**TO DO**
Write each entry out once more, please, precisely as shown.

**DATA FOR THIS EXERCISE**

_ _ _ _ _

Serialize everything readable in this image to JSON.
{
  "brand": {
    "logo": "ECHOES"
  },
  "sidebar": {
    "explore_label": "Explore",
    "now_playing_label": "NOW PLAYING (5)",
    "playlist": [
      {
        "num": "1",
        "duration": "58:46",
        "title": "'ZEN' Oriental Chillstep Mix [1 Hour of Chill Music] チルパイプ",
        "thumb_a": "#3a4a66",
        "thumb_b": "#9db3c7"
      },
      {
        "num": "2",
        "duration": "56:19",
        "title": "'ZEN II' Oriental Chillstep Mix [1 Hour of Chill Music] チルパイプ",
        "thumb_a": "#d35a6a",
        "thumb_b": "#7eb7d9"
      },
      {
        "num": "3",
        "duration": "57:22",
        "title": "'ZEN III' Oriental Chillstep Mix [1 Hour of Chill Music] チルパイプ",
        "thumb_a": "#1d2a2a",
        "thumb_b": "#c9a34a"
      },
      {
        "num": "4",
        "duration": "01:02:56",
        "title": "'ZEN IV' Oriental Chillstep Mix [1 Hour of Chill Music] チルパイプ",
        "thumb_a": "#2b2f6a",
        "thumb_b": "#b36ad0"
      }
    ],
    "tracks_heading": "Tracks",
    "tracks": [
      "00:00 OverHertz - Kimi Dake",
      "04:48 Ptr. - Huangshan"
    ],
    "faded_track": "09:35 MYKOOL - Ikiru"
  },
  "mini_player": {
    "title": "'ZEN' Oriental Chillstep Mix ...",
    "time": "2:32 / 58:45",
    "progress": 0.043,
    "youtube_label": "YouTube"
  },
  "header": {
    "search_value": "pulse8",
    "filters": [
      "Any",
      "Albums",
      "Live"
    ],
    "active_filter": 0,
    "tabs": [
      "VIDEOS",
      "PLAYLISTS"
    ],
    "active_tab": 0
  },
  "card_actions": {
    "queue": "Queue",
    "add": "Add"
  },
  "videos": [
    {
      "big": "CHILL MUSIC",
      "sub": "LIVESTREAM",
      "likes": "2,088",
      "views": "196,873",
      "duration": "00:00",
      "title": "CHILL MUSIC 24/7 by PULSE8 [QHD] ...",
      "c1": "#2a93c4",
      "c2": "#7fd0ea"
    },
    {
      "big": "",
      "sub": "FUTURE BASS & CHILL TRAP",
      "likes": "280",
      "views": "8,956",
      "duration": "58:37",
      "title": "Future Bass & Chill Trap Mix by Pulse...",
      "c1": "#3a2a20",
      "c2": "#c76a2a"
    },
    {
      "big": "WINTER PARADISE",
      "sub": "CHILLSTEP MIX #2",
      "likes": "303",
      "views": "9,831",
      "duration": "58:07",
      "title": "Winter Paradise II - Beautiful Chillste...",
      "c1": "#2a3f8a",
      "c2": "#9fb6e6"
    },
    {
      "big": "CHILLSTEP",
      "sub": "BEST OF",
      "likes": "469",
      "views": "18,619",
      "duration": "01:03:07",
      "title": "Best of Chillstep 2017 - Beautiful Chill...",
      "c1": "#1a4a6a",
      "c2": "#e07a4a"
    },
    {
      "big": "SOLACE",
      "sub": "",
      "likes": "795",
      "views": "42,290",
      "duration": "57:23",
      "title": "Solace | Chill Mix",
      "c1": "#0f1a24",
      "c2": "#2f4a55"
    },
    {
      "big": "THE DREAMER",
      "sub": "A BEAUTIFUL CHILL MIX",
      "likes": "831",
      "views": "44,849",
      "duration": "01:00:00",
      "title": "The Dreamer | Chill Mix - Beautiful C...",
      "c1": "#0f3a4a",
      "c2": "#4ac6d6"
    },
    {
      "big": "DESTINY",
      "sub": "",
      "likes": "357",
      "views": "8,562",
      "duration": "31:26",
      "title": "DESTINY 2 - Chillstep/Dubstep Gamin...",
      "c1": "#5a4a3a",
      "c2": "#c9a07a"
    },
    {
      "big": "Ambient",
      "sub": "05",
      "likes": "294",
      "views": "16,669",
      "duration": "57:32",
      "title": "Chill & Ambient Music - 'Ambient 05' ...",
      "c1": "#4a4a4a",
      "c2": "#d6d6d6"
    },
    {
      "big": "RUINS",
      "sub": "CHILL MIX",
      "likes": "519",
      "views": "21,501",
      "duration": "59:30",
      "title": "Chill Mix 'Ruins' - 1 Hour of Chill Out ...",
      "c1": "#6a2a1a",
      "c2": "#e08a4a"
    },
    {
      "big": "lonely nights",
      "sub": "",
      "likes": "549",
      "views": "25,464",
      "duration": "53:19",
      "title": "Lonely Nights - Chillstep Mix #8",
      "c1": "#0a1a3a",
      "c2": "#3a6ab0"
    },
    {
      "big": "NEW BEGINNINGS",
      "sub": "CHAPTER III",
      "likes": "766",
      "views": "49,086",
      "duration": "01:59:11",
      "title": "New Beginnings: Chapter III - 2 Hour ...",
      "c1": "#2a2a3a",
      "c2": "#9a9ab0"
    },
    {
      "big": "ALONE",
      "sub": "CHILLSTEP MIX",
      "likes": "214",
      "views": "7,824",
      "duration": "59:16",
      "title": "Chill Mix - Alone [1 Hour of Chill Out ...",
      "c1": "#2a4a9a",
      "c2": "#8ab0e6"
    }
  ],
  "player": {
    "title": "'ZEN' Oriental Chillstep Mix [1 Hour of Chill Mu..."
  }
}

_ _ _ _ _

**EXPECTED ANSWER**
Serialize everything readable in this image to JSON.
{
  "brand": {
    "logo": "ECHOES"
  },
  "sidebar": {
    "explore_label": "Explore",
    "now_playing_label": "NOW PLAYING (5)",
    "playlist": [
      {
        "num": "1",
        "duration": "58:46",
        "title": "'ZEN' Oriental Chillstep Mix [1 Hour of Chill Music] チルパイプ",
        "thumb_a": "#3a4a66",
        "thumb_b": "#9db3c7"
      },
      {
        "num": "2",
        "duration": "56:19",
        "title": "'ZEN II' Oriental Chillstep Mix [1 Hour of Chill Music] チルパイプ",
        "thumb_a": "#d35a6a",
        "thumb_b": "#7eb7d9"
      },
      {
        "num": "3",
        "duration": "57:22",
        "title": "'ZEN III' Oriental Chillstep Mix [1 Hour of Chill Music] チルパイプ",
        "thumb_a": "#1d2a2a",
        "thumb_b": "#c9a34a"
      },
      {
        "num": "4",
        "duration": "01:02:56",
        "title": "'ZEN IV' Oriental Chillstep Mix [1 Hour of Chill Music] チルパイプ",
        "thumb_a": "#2b2f6a",
        "thumb_b": "#b36ad0"
      }
    ],
    "tracks_heading": "Tracks",
    "tracks": [
      "00:00 OverHertz - Kimi Dake",
      "04:48 Ptr. - Huangshan"
    ],
    "faded_track": "09:35 MYKOOL - Ikiru"
  },
  "mini_player": {
    "title": "'ZEN' Oriental Chillstep Mix ...",
    "time": "2:32 / 58:45",
    "progress": 0.043,
    "youtube_label": "YouTube"
  },
  "header": {
    "search_value": "pulse8",
    "filters": [
      "Any",
      "Albums",
      "Live"
    ],
    "active_filter": 0,
    "tabs": [
      "VIDEOS",
      "PLAYLISTS"
    ],
    "active_tab": 0
  },
  "card_actions": {
    "queue": "Queue",
    "add": "Add"
  },
  "videos": [
    {
      "big": "CHILL MUSIC",
      "sub": "LIVESTREAM",
      "likes": "2,088",
      "views": "196,873",
      "duration": "00:00",
      "title": "CHILL MUSIC 24/7 by PULSE8 [QHD] ...",
      "c1": "#2a93c4",
      "c2": "#7fd0ea"
    },
    {
      "big": "",
      "sub": "FUTURE BASS & CHILL TRAP",
      "likes": "280",
      "views": "8,956",
      "duration": "58:37",
      "title": "Future Bass & Chill Trap Mix by Pulse...",
      "c1": "#3a2a20",
      "c2": "#c76a2a"
    },
    {
      "big": "WINTER PARADISE",
      "sub": "CHILLSTEP MIX #2",
      "likes": "303",
      "views": "9,831",
      "duration": "58:07",
      "title": "Winter Paradise II - Beautiful Chillste...",
      "c1": "#2a3f8a",
      "c2": "#9fb6e6"
    },
    {
      "big": "CHILLSTEP",
      "sub": "BEST OF",
      "likes": "469",
      "views": "18,619",
      "duration": "01:03:07",
      "title": "Best of Chillstep 2017 - Beautiful Chill...",
      "c1": "#1a4a6a",
      "c2": "#e07a4a"
    },
    {
      "big": "SOLACE",
      "sub": "",
      "likes": "795",
      "views": "42,290",
      "duration": "57:23",
      "title": "Solace | Chill Mix",
      "c1": "#0f1a24",
      "c2": "#2f4a55"
    },
    {
      "big": "THE DREAMER",
      "sub": "A BEAUTIFUL CHILL MIX",
      "likes": "831",
      "views": "44,849",
      "duration": "01:00:00",
      "title": "The Dreamer | Chill Mix - Beautiful C...",
      "c1": "#0f3a4a",
      "c2": "#4ac6d6"
    },
    {
      "big": "DESTINY",
      "sub": "",
      "likes": "357",
      "views": "8,562",
      "duration": "31:26",
      "title": "DESTINY 2 - Chillstep/Dubstep Gamin...",
      "c1": "#5a4a3a",
      "c2": "#c9a07a"
    },
    {
      "big": "Ambient",
      "sub": "05",
      "likes": "294",
      "views": "16,669",
      "duration": "57:32",
      "title": "Chill & Ambient Music - 'Ambient 05' ...",
      "c1": "#4a4a4a",
      "c2": "#d6d6d6"
    },
    {
      "big": "RUINS",
      "sub": "CHILL MIX",
      "likes": "519",
      "views": "21,501",
      "duration": "59:30",
      "title": "Chill Mix 'Ruins' - 1 Hour of Chill Out ...",
      "c1": "#6a2a1a",
      "c2": "#e08a4a"
    },
    {
      "big": "lonely nights",
      "sub": "",
      "likes": "549",
      "views": "25,464",
      "duration": "53:19",
      "title": "Lonely Nights - Chillstep Mix #8",
      "c1": "#0a1a3a",
      "c2": "#3a6ab0"
    },
    {
      "big": "NEW BEGINNINGS",
      "sub": "CHAPTER III",
      "likes": "766",
      "views": "49,086",
      "duration": "01:59:11",
      "title": "New Beginnings: Chapter III - 2 Hour ...",
      "c1": "#2a2a3a",
      "c2": "#9a9ab0"
    },
    {
      "big": "ALONE",
      "sub": "CHILLSTEP MIX",
      "likes": "214",
      "views": "7,824",
      "duration": "59:16",
      "title": "Chill Mix - Alone [1 Hour of Chill Out ...",
      "c1": "#2a4a9a",
      "c2": "#8ab0e6"
    }
  ],
  "player": {
    "title": "'ZEN' Oriental Chillstep Mix [1 Hour of Chill Mu..."
  }
}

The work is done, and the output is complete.